Problem details — In the listing that follows, tally the lines containing "question"; give the count and nothing more.

--- Supplied data Enclosed Below ---

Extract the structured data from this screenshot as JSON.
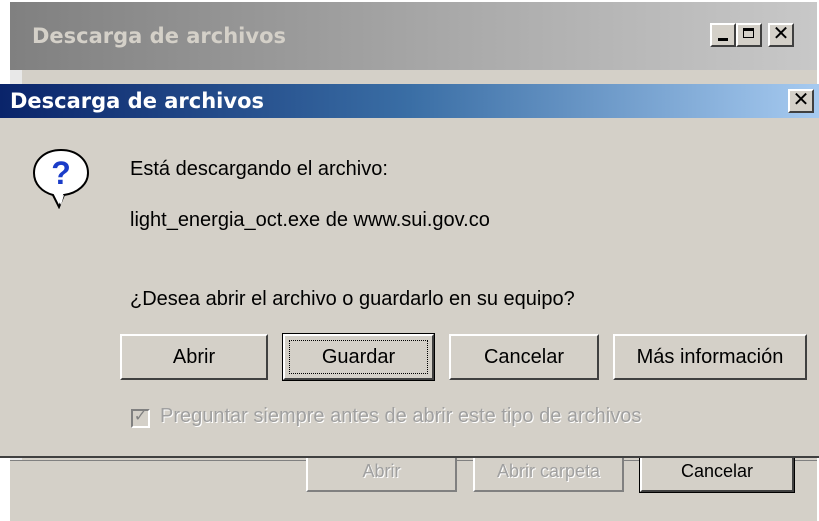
{
  "back_window": {
    "title": "Descarga de archivos",
    "buttons": {
      "open_label": "Abrir",
      "open_folder_label": "Abrir carpeta",
      "cancel_label": "Cancelar"
    },
    "title_buttons": {
      "minimize": "minimize-icon",
      "maximize": "maximize-icon",
      "close": "close-icon",
      "close_glyph": "✕"
    }
  },
  "dialog": {
    "title": "Descarga de archivos",
    "close_glyph": "✕",
    "icon": "question-icon",
    "message_downloading": "Está descargando el archivo:",
    "filename_line": "light_energia_oct.exe de www.sui.gov.co",
    "question": "¿Desea abrir el archivo o guardarlo en su equipo?",
    "buttons": {
      "open_label": "Abrir",
      "save_label": "Guardar",
      "cancel_label": "Cancelar",
      "more_info_label": "Más información"
    },
    "checkbox": {
      "label": "Preguntar siempre antes de abrir este tipo de archivos",
      "checked": true,
      "mark": "✓"
    }
  },
  "colors": {
    "active_title_start": "#0a246a",
    "active_title_end": "#a6caf0",
    "inactive_title": "#808080",
    "face": "#d4d0c8"
  }
}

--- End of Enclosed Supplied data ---

Response to the exercise — 2